Exercise instructions:
Please give the records below back in full, exactly as shown.

======== Records for this task

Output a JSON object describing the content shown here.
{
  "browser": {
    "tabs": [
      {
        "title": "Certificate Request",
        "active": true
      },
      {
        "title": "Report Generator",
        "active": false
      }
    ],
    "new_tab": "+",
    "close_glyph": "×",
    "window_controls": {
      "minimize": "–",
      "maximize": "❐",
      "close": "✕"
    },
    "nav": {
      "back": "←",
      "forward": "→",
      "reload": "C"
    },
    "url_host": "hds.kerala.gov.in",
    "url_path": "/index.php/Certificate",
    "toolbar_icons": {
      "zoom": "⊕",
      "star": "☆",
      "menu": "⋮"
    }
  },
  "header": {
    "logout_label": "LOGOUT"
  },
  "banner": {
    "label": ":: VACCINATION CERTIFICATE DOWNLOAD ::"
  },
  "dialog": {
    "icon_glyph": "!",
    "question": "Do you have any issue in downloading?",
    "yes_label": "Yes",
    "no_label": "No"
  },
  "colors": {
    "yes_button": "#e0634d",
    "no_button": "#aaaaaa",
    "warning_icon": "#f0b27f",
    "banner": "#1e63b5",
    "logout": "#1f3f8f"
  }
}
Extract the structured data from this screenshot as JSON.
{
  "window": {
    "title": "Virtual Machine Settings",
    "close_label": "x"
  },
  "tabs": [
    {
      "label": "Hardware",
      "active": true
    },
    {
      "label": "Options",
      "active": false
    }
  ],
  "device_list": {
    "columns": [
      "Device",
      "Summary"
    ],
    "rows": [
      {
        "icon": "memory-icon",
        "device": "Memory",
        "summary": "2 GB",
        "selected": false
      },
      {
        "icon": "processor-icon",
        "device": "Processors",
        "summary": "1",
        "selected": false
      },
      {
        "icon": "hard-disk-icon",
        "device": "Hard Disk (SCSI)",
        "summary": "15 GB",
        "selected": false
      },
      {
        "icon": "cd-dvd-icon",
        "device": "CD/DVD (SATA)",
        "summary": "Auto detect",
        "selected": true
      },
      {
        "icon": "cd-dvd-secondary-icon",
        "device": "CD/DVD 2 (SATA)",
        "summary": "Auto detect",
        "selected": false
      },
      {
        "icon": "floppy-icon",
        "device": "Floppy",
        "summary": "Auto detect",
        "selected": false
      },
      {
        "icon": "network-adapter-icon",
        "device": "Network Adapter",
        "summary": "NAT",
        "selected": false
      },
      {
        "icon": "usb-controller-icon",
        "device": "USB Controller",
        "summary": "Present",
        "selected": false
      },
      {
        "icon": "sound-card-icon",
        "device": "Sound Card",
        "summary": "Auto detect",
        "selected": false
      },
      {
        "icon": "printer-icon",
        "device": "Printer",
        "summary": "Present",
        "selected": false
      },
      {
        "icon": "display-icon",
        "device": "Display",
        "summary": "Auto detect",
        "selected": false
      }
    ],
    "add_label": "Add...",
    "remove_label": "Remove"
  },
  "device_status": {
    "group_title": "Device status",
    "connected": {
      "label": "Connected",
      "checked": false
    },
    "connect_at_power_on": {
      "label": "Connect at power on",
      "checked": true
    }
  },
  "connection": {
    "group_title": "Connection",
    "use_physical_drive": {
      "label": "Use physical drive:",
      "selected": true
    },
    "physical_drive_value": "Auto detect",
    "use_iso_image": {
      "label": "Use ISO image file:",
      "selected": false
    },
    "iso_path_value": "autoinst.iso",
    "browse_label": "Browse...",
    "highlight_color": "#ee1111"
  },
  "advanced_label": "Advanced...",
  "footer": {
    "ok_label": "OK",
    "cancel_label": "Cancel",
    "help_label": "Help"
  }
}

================

Result of the task:
Output a JSON object describing the content shown here.
{
  "browser": {
    "tabs": [
      {
        "title": "Certificate Request",
        "active": true
      },
      {
        "title": "Report Generator",
        "active": false
      }
    ],
    "new_tab": "+",
    "close_glyph": "×",
    "window_controls": {
      "minimize": "–",
      "maximize": "❐",
      "close": "✕"
    },
    "nav": {
      "back": "←",
      "forward": "→",
      "reload": "C"
    },
    "url_host": "hds.kerala.gov.in",
    "url_path": "/index.php/Certificate",
    "toolbar_icons": {
      "zoom": "⊕",
      "star": "☆",
      "menu": "⋮"
    }
  },
  "header": {
    "logout_label": "LOGOUT"
  },
  "banner": {
    "label": ":: VACCINATION CERTIFICATE DOWNLOAD ::"
  },
  "dialog": {
    "icon_glyph": "!",
    "question": "Do you have any issue in downloading?",
    "yes_label": "Yes",
    "no_label": "No"
  },
  "colors": {
    "yes_button": "#e0634d",
    "no_button": "#aaaaaa",
    "warning_icon": "#f0b27f",
    "banner": "#1e63b5",
    "logout": "#1f3f8f"
  }
}
Extract the structured data from this screenshot as JSON.
{
  "window": {
    "title": "Virtual Machine Settings",
    "close_label": "x"
  },
  "tabs": [
    {
      "label": "Hardware",
      "active": true
    },
    {
      "label": "Options",
      "active": false
    }
  ],
  "device_list": {
    "columns": [
      "Device",
      "Summary"
    ],
    "rows": [
      {
        "icon": "memory-icon",
        "device": "Memory",
        "summary": "2 GB",
        "selected": false
      },
      {
        "icon": "processor-icon",
        "device": "Processors",
        "summary": "1",
        "selected": false
      },
      {
        "icon": "hard-disk-icon",
        "device": "Hard Disk (SCSI)",
        "summary": "15 GB",
        "selected": false
      },
      {
        "icon": "cd-dvd-icon",
        "device": "CD/DVD (SATA)",
        "summary": "Auto detect",
        "selected": true
      },
      {
        "icon": "cd-dvd-secondary-icon",
        "device": "CD/DVD 2 (SATA)",
        "summary": "Auto detect",
        "selected": false
      },
      {
        "icon": "floppy-icon",
        "device": "Floppy",
        "summary": "Auto detect",
        "selected": false
      },
      {
        "icon": "network-adapter-icon",
        "device": "Network Adapter",
        "summary": "NAT",
        "selected": false
      },
      {
        "icon": "usb-controller-icon",
        "device": "USB Controller",
        "summary": "Present",
        "selected": false
      },
      {
        "icon": "sound-card-icon",
        "device": "Sound Card",
        "summary": "Auto detect",
        "selected": false
      },
      {
        "icon": "printer-icon",
        "device": "Printer",
        "summary": "Present",
        "selected": false
      },
      {
        "icon": "display-icon",
        "device": "Display",
        "summary": "Auto detect",
        "selected": false
      }
    ],
    "add_label": "Add...",
    "remove_label": "Remove"
  },
  "device_status": {
    "group_title": "Device status",
    "connected": {
      "label": "Connected",
      "checked": false
    },
    "connect_at_power_on": {
      "label": "Connect at power on",
      "checked": true
    }
  },
  "connection": {
    "group_title": "Connection",
    "use_physical_drive": {
      "label": "Use physical drive:",
      "selected": true
    },
    "physical_drive_value": "Auto detect",
    "use_iso_image": {
      "label": "Use ISO image file:",
      "selected": false
    },
    "iso_path_value": "autoinst.iso",
    "browse_label": "Browse...",
    "highlight_color": "#ee1111"
  },
  "advanced_label": "Advanced...",
  "footer": {
    "ok_label": "OK",
    "cancel_label": "Cancel",
    "help_label": "Help"
  }
}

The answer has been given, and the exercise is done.